The National Electric Vehicle Infrastructure (NEVI) Formula Program will make $615 million available in FY 2022 after states submit a development plan for how they plan to use the significant funds to upgrade and expand the network of charging stations.
"A century ago, America ushered in the modern automotive era; now America must lead the electric vehicle revolution," U.S. Transportation Secretary Pete Buttigieg said in a statement. "The President’s Bipartisan Infrastructure Law will help us win the EV race by working with states, labor, and the private sector to deploy a historic nationwide charging network that will make EV charging accessible for more Americans."
Several countries have started to ban the sale of fossil fuel vehicles with the goal of transitioning to zero emissions vehicles by 2040, and car companies followed suit by announcing plans to switch to zero emission vehicles over the next 20 years.
But some experts have warned that the current power grids and charging stations available cannot meet the surge in demand expected in that time: Ryan Sitton, a former Texas energy regulator and founder and CEO of Pinnacle Reliability, previously told FOX Business that EV adoption would likely impose a roughly 30% increase in demand on the national grid, while Tesla founder Elon Musk told Reuters it would double total global demand for electricity.
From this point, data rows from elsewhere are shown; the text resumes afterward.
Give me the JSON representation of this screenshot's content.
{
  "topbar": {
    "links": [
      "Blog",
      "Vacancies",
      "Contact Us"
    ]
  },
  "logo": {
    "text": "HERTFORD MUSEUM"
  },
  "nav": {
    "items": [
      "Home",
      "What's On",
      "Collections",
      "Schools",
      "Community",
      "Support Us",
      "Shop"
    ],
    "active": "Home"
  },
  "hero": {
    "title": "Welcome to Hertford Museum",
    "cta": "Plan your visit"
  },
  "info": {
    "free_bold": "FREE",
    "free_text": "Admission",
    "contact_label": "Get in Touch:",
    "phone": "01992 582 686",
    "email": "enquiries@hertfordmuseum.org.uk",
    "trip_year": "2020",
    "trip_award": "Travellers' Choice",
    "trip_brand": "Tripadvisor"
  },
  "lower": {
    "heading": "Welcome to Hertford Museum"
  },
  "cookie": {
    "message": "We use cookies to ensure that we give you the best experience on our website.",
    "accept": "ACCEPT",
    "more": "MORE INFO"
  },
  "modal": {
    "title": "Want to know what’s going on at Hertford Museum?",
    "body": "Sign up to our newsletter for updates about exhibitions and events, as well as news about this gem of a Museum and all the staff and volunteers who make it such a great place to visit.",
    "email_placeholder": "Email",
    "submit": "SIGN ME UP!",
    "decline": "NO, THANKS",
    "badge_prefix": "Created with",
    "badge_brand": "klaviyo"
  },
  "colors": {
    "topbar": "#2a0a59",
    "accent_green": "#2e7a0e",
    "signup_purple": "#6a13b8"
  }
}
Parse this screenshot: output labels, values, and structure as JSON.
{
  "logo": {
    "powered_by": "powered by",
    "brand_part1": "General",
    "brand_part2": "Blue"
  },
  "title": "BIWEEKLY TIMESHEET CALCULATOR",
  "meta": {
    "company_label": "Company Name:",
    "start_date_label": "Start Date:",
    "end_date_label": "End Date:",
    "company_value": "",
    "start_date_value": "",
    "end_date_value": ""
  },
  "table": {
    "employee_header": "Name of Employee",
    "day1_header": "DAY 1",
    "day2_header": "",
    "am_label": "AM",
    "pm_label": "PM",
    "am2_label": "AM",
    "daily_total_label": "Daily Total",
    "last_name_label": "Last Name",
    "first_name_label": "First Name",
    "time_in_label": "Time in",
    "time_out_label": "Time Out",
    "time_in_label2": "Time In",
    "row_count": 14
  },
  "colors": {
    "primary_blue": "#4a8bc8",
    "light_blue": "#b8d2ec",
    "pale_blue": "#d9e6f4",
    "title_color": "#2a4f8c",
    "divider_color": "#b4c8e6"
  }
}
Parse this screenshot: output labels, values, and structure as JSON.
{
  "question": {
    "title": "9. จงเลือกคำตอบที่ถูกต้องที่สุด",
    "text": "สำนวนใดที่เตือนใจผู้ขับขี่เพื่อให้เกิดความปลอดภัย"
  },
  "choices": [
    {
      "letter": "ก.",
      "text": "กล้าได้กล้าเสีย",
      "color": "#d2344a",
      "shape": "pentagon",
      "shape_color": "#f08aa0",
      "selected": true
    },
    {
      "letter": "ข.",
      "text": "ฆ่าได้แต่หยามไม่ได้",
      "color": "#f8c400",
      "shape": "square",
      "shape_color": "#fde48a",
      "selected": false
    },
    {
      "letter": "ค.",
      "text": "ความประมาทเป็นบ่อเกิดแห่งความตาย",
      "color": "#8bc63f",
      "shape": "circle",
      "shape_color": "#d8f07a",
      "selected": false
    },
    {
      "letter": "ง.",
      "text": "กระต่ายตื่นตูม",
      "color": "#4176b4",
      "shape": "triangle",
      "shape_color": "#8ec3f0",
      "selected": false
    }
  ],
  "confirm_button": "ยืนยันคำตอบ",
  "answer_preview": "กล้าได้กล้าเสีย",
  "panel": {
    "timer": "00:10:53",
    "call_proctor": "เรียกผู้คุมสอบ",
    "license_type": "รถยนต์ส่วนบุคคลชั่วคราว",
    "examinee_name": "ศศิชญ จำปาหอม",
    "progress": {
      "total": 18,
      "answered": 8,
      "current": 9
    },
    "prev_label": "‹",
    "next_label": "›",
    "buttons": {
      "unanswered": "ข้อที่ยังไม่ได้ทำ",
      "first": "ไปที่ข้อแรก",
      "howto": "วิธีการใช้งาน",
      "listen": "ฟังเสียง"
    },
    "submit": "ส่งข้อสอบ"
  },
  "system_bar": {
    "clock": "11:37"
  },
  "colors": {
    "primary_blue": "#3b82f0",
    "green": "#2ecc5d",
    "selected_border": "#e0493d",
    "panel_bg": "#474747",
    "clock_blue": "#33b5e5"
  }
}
The White House therefore has moved to address the significant improvements needed to ensure that a transition to zero emissions and EVs can happen with as little problem as possible – despite the significant investment required.
NEVI will provide direct technical assistance to states to develop plains, mainly focusing on developing Alternative Fuel Corridors (AFC) along the Interstate Highway System in hopes that it will prompt car owners to consider an EV due to the greater ease of access.
"Americans need to know that they can purchase an electric vehicle and find convenient charging stations when they are using Interstates and other major highways," Deputy Federal Highway Administrator Stephanie Pollack said. "The new EV formula program will provide states with the resources they need to provide their residents with reliable access to an EV charging station as they travel."
A second grant program that aims to expand the network to rural and underserved communities will be announced later this year.